Top of DATA RECORDS

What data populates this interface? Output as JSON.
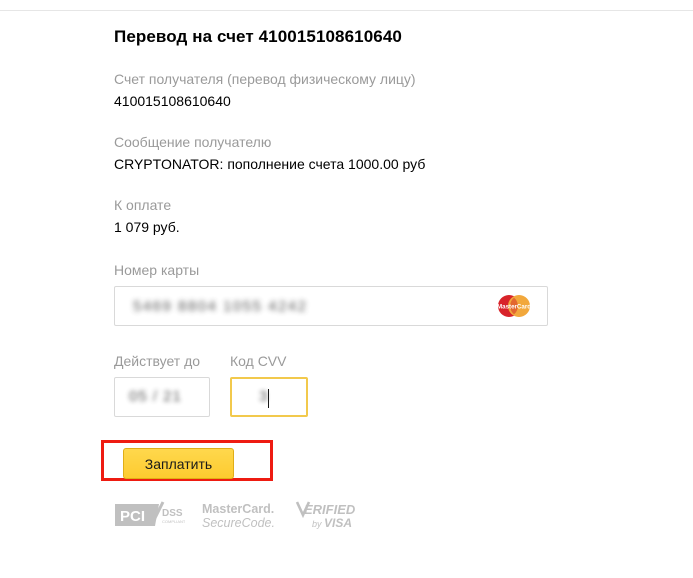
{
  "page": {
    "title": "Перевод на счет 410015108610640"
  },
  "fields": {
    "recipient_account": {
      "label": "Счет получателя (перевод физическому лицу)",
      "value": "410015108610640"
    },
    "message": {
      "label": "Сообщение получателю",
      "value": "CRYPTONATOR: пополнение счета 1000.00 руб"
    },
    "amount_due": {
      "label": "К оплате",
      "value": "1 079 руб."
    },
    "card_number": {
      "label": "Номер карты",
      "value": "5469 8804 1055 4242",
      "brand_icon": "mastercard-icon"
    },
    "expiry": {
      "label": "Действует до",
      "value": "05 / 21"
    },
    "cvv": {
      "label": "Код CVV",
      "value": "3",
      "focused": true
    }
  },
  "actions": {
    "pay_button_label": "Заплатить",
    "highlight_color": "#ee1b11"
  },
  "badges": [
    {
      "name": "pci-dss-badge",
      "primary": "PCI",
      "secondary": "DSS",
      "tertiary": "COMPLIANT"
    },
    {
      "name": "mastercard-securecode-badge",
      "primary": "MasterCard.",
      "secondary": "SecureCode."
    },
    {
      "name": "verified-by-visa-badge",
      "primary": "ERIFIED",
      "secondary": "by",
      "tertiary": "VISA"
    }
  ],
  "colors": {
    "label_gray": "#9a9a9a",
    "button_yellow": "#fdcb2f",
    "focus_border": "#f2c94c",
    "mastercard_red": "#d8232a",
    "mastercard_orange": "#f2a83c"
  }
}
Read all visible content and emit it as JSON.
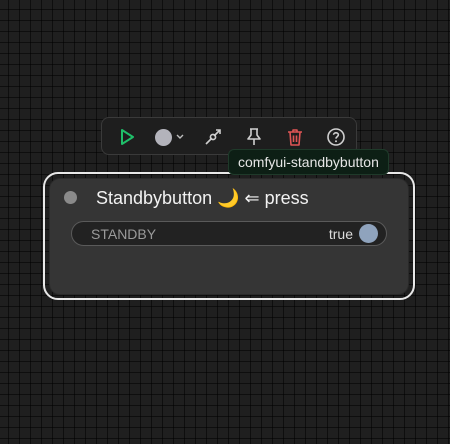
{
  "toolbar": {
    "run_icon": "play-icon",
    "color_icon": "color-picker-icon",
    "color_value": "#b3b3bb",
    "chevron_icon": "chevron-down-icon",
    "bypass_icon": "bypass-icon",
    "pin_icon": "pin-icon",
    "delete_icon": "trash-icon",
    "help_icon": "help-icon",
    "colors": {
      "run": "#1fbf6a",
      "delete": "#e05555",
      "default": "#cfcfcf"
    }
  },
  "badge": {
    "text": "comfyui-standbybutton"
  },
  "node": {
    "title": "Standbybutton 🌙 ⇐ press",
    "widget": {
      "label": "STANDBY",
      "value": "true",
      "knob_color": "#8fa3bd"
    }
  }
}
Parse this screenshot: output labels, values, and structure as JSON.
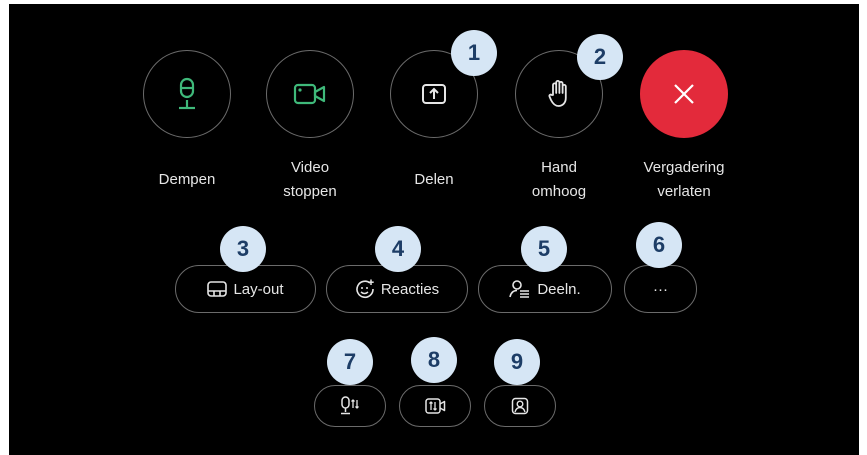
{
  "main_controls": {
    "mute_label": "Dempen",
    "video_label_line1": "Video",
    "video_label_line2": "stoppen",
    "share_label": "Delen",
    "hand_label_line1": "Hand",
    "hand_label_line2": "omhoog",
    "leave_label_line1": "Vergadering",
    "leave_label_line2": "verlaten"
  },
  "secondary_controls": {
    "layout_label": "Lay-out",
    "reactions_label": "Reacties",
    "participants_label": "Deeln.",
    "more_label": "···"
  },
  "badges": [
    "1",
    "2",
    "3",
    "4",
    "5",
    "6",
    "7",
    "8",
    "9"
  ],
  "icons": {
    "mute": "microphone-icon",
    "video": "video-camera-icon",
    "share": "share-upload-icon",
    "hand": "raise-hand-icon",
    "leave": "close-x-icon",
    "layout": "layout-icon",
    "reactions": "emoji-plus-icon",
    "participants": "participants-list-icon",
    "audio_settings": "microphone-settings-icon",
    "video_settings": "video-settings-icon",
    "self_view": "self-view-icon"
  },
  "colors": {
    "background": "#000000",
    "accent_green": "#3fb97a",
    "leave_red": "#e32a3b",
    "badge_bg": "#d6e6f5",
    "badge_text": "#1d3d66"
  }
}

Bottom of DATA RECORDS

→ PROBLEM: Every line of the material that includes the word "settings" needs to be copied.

→ WRITTEN RESPONSE:
    "audio_settings": "microphone-settings-icon",
    "video_settings": "video-settings-icon",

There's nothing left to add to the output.